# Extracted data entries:

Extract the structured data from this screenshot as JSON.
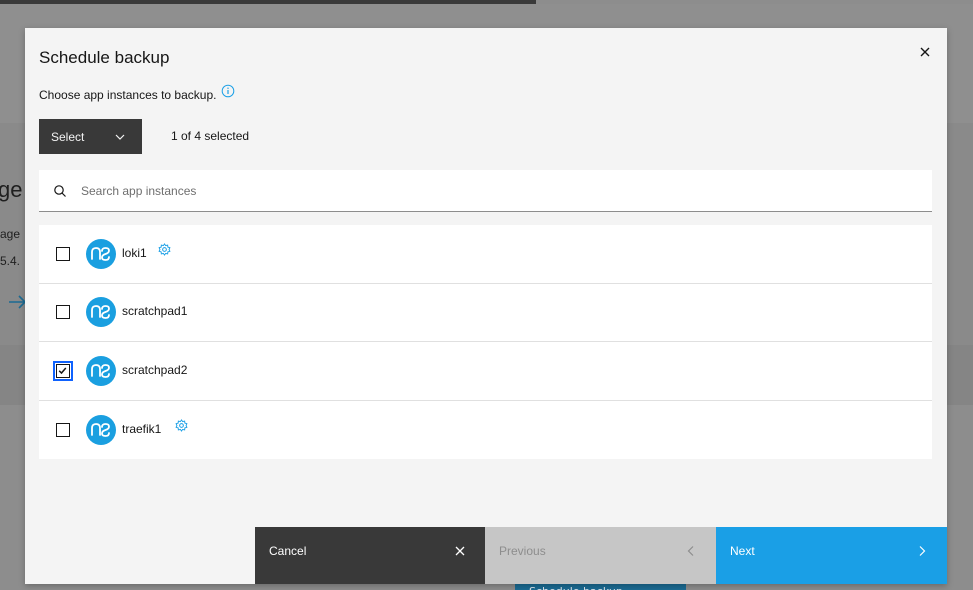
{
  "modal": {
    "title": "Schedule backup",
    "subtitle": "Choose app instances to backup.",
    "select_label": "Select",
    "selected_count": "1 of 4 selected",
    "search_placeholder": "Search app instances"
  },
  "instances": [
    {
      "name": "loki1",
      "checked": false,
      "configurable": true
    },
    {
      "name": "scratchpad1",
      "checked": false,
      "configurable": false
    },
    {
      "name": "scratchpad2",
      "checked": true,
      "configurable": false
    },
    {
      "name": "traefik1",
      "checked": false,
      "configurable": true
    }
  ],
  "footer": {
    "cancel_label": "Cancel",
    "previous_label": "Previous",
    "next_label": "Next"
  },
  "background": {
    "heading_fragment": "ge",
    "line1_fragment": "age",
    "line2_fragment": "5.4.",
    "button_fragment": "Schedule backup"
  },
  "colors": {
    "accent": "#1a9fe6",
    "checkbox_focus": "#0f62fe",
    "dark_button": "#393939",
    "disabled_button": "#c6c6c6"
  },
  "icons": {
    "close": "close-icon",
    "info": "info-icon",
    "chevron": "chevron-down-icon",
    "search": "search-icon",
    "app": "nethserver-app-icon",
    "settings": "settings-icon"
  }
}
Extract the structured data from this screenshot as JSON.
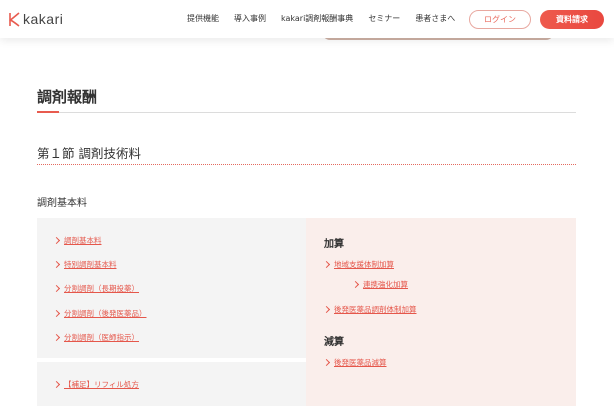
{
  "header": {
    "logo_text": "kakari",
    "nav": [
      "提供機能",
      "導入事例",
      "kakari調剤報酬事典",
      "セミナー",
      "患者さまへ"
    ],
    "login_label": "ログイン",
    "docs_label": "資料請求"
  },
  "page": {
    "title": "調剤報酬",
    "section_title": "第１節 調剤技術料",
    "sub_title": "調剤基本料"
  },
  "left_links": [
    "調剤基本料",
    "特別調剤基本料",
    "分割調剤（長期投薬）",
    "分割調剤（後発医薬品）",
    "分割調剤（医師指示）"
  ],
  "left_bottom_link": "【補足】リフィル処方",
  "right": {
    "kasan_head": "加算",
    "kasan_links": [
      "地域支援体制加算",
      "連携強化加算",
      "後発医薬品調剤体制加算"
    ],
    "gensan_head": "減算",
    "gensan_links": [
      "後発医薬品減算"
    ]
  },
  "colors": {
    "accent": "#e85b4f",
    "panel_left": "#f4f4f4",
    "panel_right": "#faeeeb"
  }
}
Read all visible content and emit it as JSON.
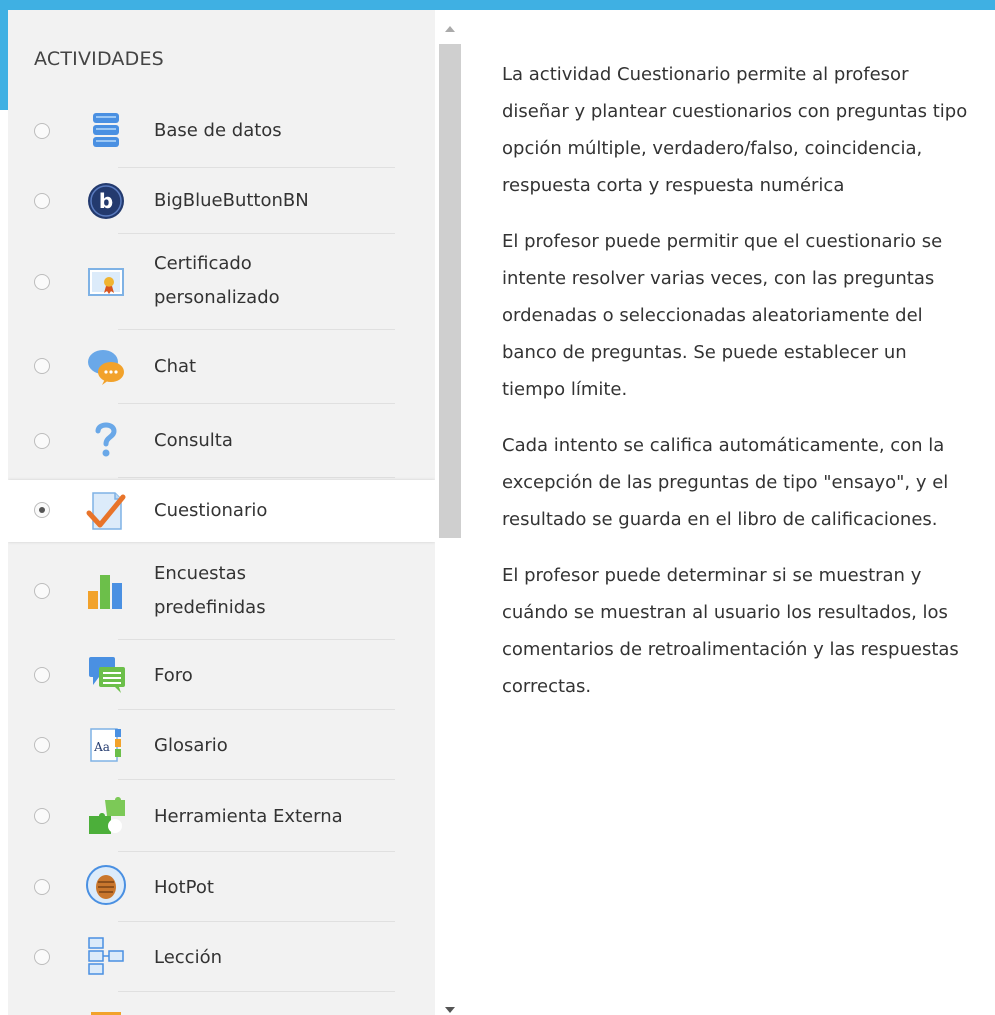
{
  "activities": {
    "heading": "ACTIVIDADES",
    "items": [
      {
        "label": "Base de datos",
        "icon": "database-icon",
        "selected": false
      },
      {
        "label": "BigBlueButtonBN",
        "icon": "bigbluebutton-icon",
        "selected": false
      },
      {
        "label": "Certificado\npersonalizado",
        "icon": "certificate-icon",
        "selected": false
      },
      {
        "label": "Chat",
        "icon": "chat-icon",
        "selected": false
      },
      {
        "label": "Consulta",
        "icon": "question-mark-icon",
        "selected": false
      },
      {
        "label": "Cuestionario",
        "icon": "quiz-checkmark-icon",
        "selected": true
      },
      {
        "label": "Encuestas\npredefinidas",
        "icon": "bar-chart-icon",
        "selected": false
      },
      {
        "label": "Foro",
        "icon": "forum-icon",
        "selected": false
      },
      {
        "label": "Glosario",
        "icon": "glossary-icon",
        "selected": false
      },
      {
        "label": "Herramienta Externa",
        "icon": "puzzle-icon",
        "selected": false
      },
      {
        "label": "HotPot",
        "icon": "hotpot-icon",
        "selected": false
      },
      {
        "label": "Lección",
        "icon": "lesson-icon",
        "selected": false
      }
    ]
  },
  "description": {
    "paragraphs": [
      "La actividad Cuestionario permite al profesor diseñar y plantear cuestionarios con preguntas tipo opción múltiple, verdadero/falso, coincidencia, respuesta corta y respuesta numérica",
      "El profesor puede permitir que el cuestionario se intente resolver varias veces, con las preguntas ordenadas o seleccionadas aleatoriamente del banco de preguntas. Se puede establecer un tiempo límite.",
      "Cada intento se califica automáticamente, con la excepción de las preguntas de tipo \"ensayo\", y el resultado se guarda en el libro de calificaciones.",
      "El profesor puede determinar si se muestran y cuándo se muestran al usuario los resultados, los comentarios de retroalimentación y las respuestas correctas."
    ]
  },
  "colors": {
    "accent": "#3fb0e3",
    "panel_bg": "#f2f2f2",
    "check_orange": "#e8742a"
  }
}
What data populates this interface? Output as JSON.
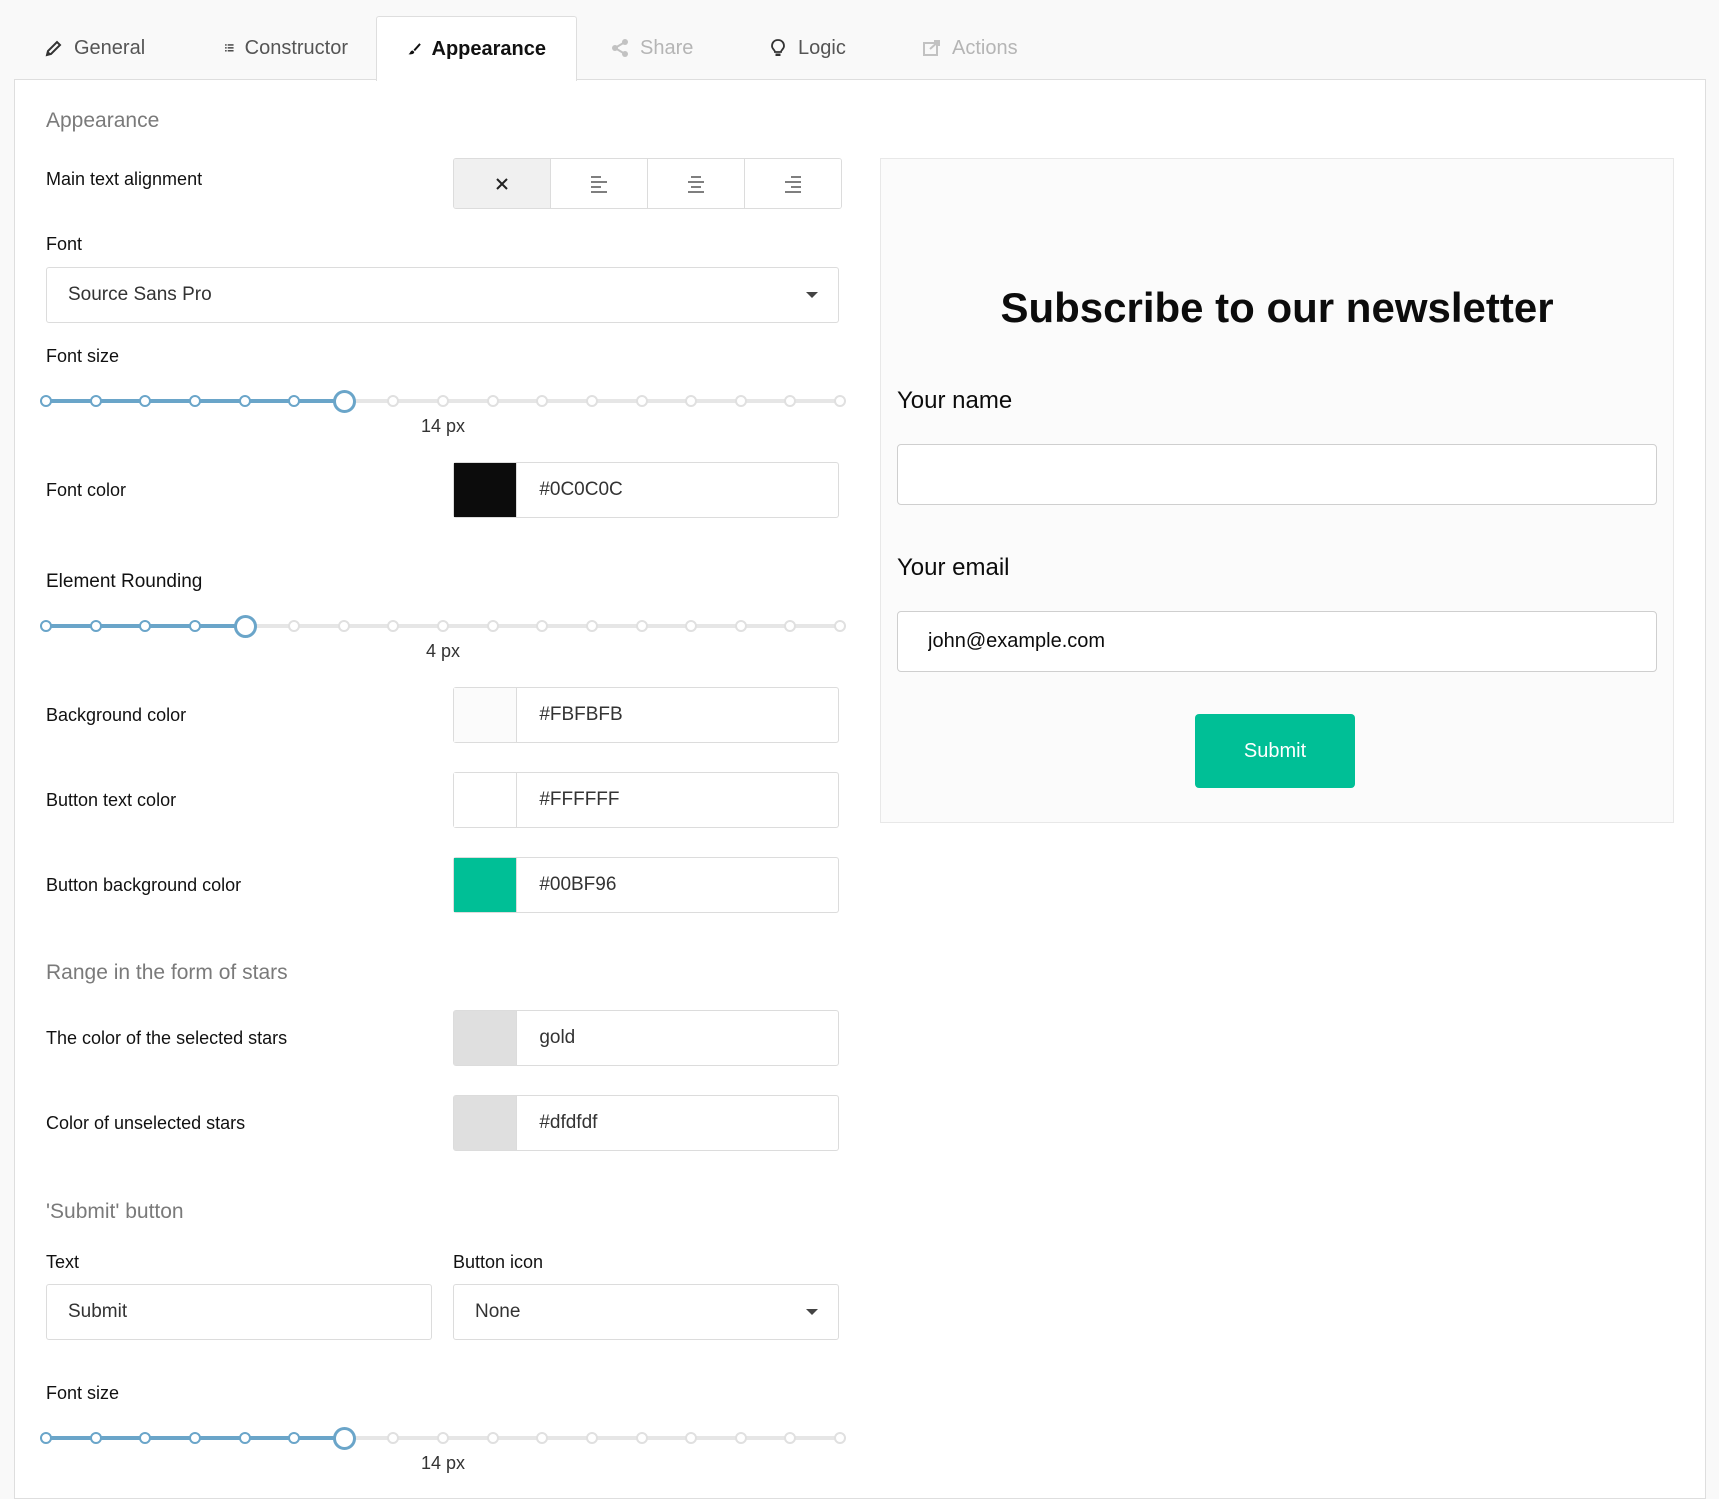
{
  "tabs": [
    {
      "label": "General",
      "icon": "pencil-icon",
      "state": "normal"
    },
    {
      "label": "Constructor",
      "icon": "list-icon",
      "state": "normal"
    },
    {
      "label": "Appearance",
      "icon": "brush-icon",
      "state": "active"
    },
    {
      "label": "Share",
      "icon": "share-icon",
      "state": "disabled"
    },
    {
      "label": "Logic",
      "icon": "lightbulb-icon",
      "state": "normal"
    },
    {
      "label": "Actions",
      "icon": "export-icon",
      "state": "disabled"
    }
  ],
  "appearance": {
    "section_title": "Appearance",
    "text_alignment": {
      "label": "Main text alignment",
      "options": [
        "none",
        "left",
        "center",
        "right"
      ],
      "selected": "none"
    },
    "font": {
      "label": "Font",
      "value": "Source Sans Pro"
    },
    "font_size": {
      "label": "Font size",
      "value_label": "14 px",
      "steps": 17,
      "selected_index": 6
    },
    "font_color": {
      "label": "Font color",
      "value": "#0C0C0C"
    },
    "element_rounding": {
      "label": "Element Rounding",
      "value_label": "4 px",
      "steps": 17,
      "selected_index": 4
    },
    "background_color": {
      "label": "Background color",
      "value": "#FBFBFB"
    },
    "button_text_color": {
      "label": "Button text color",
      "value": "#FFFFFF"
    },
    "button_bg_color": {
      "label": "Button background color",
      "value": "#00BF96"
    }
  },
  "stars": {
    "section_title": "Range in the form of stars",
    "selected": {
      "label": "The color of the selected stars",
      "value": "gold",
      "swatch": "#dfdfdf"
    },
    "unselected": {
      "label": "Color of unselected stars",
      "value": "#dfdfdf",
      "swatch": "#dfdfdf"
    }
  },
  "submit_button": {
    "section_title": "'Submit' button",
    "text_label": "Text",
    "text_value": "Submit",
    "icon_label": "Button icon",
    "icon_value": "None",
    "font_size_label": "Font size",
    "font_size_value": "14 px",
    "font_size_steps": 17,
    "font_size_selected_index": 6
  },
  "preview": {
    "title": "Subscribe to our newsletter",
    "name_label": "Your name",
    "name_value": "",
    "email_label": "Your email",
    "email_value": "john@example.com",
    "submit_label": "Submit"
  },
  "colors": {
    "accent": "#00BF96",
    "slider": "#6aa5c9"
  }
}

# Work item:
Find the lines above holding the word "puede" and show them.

# Finished task:
      "El profesor puede permitir que el cuestionario se intente resolver varias veces, con las preguntas ordenadas o seleccionadas aleatoriamente del banco de preguntas. Se puede establecer un tiempo límite.",
      "El profesor puede determinar si se muestran y cuándo se muestran al usuario los resultados, los comentarios de retroalimentación y las respuestas correctas."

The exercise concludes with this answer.